Reprioritizing Sequester Savings: After the president initially asked for a blank check to keep borrowing, Congress forged a bipartisan agreement—The Budget Control Act—to ensure that any debt-limit increase was accompanied by a greater amount of spending reduction. The Budget Control Act called for deficit reduction in three stages – pre-sequester discretionary spending caps, a Joint Select Committee on Deficit Reduction (JSCDR), and an automatic spending reduction enforced by sequester in the event that the JSCDR failed. In the wake of the JSCDR’s failure to achieve its deficit-reduction goals, discretionary spending levels are scheduled to be reduced by $98 billion effective January 2, 2013. There is bipartisan agreement on the devastation to America’s national security that would result if these deep cuts go into effect, and both parties have expressed a desire to avoid this outcome by reprioritizing the savings. Despite bipartisan agreement on the challenge, only House Republicans – through this budget – have proposed a solution to address it. This budget reprioritizes sequester savings to focus on the problem, which is government spending, and to protect national security from deep and indiscriminate cuts. It achieves these goals by giving six House committees reconciliation instructions to produce legislation by a date certain that achieves the savings called for under the Budget Control Act without the haphazard cuts that the sequester entails.
Social Security: This budget establishes a mechanism that requires action by the president and leaders in Congress to shore up Social Security’s fiscal imbalance.
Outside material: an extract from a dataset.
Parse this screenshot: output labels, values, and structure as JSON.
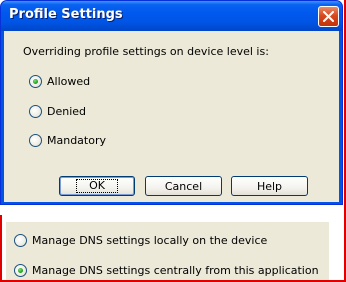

A CBO cost estimate for H.Con.Res. 112, was not available as of press time.